• _DATA PROVIDED_:
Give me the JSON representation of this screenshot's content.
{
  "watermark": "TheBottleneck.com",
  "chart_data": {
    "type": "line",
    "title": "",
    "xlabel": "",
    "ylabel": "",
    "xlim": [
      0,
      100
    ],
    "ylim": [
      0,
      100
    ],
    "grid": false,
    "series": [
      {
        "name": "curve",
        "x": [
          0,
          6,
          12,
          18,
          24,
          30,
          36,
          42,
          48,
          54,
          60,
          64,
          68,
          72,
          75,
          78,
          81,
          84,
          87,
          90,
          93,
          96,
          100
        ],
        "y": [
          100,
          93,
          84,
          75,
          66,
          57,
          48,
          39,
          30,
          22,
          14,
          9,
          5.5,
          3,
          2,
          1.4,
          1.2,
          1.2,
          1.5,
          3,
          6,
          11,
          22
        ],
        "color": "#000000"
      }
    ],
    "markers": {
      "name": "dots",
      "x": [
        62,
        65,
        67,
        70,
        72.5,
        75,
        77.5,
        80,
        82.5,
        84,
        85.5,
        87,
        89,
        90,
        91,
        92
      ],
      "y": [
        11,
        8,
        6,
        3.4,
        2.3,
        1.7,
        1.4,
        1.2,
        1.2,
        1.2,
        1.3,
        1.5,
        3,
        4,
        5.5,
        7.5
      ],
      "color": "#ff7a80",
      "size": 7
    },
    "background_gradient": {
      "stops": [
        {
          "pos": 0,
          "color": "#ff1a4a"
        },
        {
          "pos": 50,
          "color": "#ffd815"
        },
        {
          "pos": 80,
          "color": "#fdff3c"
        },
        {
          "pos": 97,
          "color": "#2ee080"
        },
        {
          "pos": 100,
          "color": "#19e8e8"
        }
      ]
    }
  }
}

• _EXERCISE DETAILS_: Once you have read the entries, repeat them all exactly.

• _RESPONSE TO THE EXERCISE_:
Give me the JSON representation of this screenshot's content.
{
  "watermark": "TheBottleneck.com",
  "chart_data": {
    "type": "line",
    "title": "",
    "xlabel": "",
    "ylabel": "",
    "xlim": [
      0,
      100
    ],
    "ylim": [
      0,
      100
    ],
    "grid": false,
    "series": [
      {
        "name": "curve",
        "x": [
          0,
          6,
          12,
          18,
          24,
          30,
          36,
          42,
          48,
          54,
          60,
          64,
          68,
          72,
          75,
          78,
          81,
          84,
          87,
          90,
          93,
          96,
          100
        ],
        "y": [
          100,
          93,
          84,
          75,
          66,
          57,
          48,
          39,
          30,
          22,
          14,
          9,
          5.5,
          3,
          2,
          1.4,
          1.2,
          1.2,
          1.5,
          3,
          6,
          11,
          22
        ],
        "color": "#000000"
      }
    ],
    "markers": {
      "name": "dots",
      "x": [
        62,
        65,
        67,
        70,
        72.5,
        75,
        77.5,
        80,
        82.5,
        84,
        85.5,
        87,
        89,
        90,
        91,
        92
      ],
      "y": [
        11,
        8,
        6,
        3.4,
        2.3,
        1.7,
        1.4,
        1.2,
        1.2,
        1.2,
        1.3,
        1.5,
        3,
        4,
        5.5,
        7.5
      ],
      "color": "#ff7a80",
      "size": 7
    },
    "background_gradient": {
      "stops": [
        {
          "pos": 0,
          "color": "#ff1a4a"
        },
        {
          "pos": 50,
          "color": "#ffd815"
        },
        {
          "pos": 80,
          "color": "#fdff3c"
        },
        {
          "pos": 97,
          "color": "#2ee080"
        },
        {
          "pos": 100,
          "color": "#19e8e8"
        }
      ]
    }
  }
}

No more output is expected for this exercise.